While the drag queen presidential debate challenge on RuPaul’s Drag Race might seem a little far-fetched, like so much on the show it is actually a homage to real queer history. Following an earlier bid for mayor of Chicago as detailed in the film Drag in for Votes, in 1992 Joan Jett Blakk announced, “We’re going to put a drag queen in the White House” launching her campaign under the Queer Nation banner. Rightly pointing out, “If a bad actor can be elected president, why not a good drag queen!” It was a bid that recently inspired Tina Landau and Tarell Alvin McCraney play Ms. Blakk For President, which premiered at the Steppenwolf Theatre Upstairs in 2019.
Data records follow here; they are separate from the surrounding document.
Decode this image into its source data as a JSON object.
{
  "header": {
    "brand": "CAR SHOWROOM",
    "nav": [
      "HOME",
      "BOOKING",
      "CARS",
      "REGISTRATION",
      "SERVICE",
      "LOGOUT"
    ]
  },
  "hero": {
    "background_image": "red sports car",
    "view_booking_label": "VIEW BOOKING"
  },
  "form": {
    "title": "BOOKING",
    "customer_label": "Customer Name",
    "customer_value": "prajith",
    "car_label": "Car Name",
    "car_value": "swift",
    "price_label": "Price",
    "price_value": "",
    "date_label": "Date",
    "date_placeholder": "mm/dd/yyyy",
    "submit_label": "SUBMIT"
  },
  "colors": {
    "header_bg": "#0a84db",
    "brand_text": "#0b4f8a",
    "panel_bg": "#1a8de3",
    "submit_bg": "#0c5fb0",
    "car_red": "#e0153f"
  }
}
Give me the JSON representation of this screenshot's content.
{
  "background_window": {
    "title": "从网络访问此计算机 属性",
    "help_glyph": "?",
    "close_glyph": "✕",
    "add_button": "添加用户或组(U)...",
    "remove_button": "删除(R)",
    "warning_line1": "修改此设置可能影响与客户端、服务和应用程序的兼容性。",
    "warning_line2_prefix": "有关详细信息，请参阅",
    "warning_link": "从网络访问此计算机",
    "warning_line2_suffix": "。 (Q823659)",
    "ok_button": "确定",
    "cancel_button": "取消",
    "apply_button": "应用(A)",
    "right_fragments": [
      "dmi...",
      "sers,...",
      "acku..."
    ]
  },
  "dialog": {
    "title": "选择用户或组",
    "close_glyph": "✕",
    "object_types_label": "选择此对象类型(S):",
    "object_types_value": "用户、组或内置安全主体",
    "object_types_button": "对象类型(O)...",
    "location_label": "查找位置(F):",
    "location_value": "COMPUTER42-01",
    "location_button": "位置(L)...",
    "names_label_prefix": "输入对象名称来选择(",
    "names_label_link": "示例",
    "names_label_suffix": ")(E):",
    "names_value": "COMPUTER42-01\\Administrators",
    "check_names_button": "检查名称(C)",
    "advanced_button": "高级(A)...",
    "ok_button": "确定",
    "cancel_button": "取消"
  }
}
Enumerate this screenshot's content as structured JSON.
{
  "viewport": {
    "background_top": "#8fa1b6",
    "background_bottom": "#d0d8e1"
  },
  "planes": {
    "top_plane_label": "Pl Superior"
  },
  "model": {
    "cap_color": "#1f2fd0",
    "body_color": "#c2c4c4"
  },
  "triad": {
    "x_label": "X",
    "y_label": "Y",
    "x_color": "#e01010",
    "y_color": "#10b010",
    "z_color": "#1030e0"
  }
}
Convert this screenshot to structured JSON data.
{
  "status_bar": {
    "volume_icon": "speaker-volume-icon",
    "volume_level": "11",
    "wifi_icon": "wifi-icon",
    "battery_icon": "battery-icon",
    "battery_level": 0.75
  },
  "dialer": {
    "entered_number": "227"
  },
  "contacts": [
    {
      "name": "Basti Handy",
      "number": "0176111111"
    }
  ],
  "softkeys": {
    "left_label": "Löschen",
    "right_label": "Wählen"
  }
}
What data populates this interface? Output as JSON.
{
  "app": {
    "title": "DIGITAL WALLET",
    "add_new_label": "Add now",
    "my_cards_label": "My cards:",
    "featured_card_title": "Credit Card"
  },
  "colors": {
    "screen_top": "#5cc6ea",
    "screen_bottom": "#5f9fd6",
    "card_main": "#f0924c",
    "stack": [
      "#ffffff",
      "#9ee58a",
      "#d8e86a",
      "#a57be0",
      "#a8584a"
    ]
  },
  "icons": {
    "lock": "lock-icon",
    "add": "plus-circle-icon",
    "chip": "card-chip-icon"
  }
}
In the new documentary short The Beauty President, which is world premiering at SXSW Online until Saturday March 20th, director and editor Whitney Skauge artfully weaves together a present day interview with the man behind the drag persona, Terence Alan Smith, and archive footage from the herstoric campaign trail. The charismatic Smith is an engaging storyteller, and there’s a comedy thriller aspect to his description of getting into drag at the Democratic National Convention, aided by Khamani Hagood’s gorgeous score, along with some fantastic footage from the convention floor with Joan in full drag bringing “queer issues to the campaign right here right now in a dress”; this segment is the highlight of the film.
“At some point I realized that I made a little dent in history”, Smith says as he reflects on coming out, the negligence of the US government towards those dying of AIDS which sparked his presidential run, and deciding that increased queer visibility could only help move things forward for the LGBTQ+ community. At one point we see Joan being interviewed on the street and asked about everyone looking at her and shaking their heads, her immediate response being, “They don’t know beauty when they see it. They should be shaking their heads at George Bush being President of America and not doing a damn thing about AIDS or healthcare.”
Blakk’s love-led campaign promise was “to be the beauty President”, saying that “everything was going to be beautiful”, and it wasn’t merely a stunt, she had considered answers to all the issues of the day and plans to abolish the police and switch the military’s budget with the funds devoted to education.
Although there is plenty of humour in the film, it is particularly moving and poignant as Smith talks about his experience of the AIDS crisis and how he keeps the memory of the many friends he lost alive.
Fittingly, given the title of the film, The Beauty President looks stunning, with the new Terence Alan Smith interview shot digitally by Haley Watson, then filtered and graded so it has the grain and richness of film, along with some new shots of Smith on 16mm, which gives a fluidity to the documentary as it moves between present day and 1992.
A sensitive, touching portrait of a fierce Black queen who made history, spreading some much-needed love and hope, while increasing queer visibility, and looking beautiful while doing it. A gem of film, which I’d love to see expanded into a feature.
By James Kleinmann
The Beauty President had its world premiere at SXSW Online 2021 and is available to watch until Saturday March 20th.